REINVENTING L.L. BEAN:
LESSONS FOR JEWELERS
The venerable outdoor retailer has retooled
for the '90s and beyond without abandoning tradition
A successful makeover is a real inspiration. Jewelers can take heart,
and maybe glean a few tips, from the transformation of Maine cataloger L.L.
Bean. Once known among marketing experts chiefly for its camera-shy models
and its lack of a toll-free number, L.L. Bean has metamorphosed into an
image-savvy retailer. James R. Rosenfield describes the result in Direct
Rosenfield says the catalog retailer's makeover succeeded so well because
its engineers have what he calls "a sort of premillennial 'perfect
pitch'" they understand the '90s zeitgeist precisely.
For one thing, they know how to appeal to two contradictory consumer
urges - futurism and nostalgia. On the futurism front, L.L. Bean offers
its customers the best technology has to offer, including phone or fax ordering,
a Web site, speedy delivery and package tracking to determine exact delivery
On the nostalgia side, the company has spun an image of down-home, family-oriented
reliability and has heavily emphasized its 86-year history. Its catalogs
carry subliminal messages about the company's old-time solidity, Rosenfield
maintains. Whenever the catalog refers to the company's retail store in
Freeport, Maine, the "R" and "S" are capitalized, suggesting
an iconic durability. The store is presented as much more than a place to
buy things. It's a destination for annual pilgrimages, Rosenfield points
out. "Many families make it a tradition to visit our Retail Store during
the holiday season," the catalog tells us.
Consumers of the '90s also want to reduce the stress in their lives,
Rosenfield says. L.L. Bean is right on the money again, offering the soothing
balm of a trusted brand name, which in L.L. Bean's case is repeated as often
as possible in catalog product descriptions. Surely there will be no stress-inducing
surprises from "Bean's Sub-Zero Boots," "Bean's 'Camp' Sweater"
or any other Bean-branded item. Nor do customers have to suffer from decision-anxiety
about which brand to buy. L.L. Bean is nearly the only brand they can choose.
The company also captures the spirit of the age by imparting a sense
of homey smallness despite its huge size. (Rosenfield says corporate mergers
and other societal trends toward gigantism have made us favor smaller operations
over larger institutions.) "It is, after all, an enormous company that
pretends, quite successfully, to be a little old store in the middle of
Nowhere, Maine," Rosenfield writes.

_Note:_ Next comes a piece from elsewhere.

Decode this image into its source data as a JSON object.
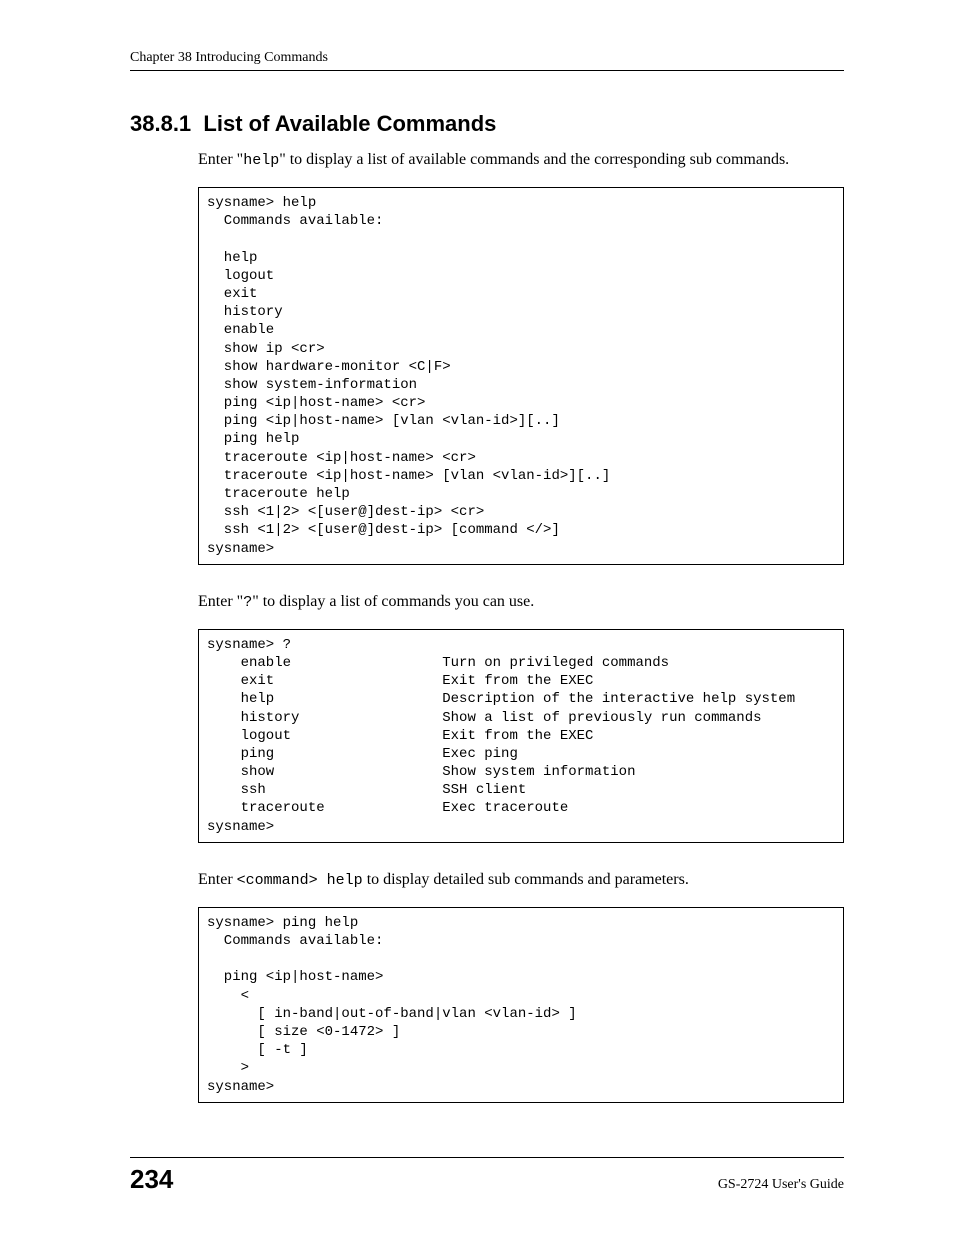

What could be more '90s?
How Jewelers Can Apply Bean's Principles
- Use the latest technology to offer the best service, but practice old-fashioned
friendliness to build relationships.
- Build your store into a destination, especially on holiday occasions.
Plan events you repeat yearly and remind customers of the tradition.
- Help your customers to reduce buyer stress and anxiety by creating
trust in your store's name, not a bunch of other brand names.
- If you're growing - or big already - keep each store feeling like a
single independent jeweler. Dark tales of huge corporate mergers have made
consumers increasingly distrustful of "big."
|| At first glance, the cover of this 1997 holiday catalog
from L.L. Bean is all about nostalgia, featuring a snowy log cabin decorated
simply with a traditional wreath. But note the prominent placement of the
FedEx® delivery information, letting consumers know they can have their
merchandise in hand the next day. Inside, the catalog offers on-line shopping,
gift certificates (for those hard-to-buy-for friends and relatives) and
an L.L. Bean Visa card (with free shipping, preview of sale merchandise
and points toward future purchases).|
Copyright © 1998 by Bond Communications.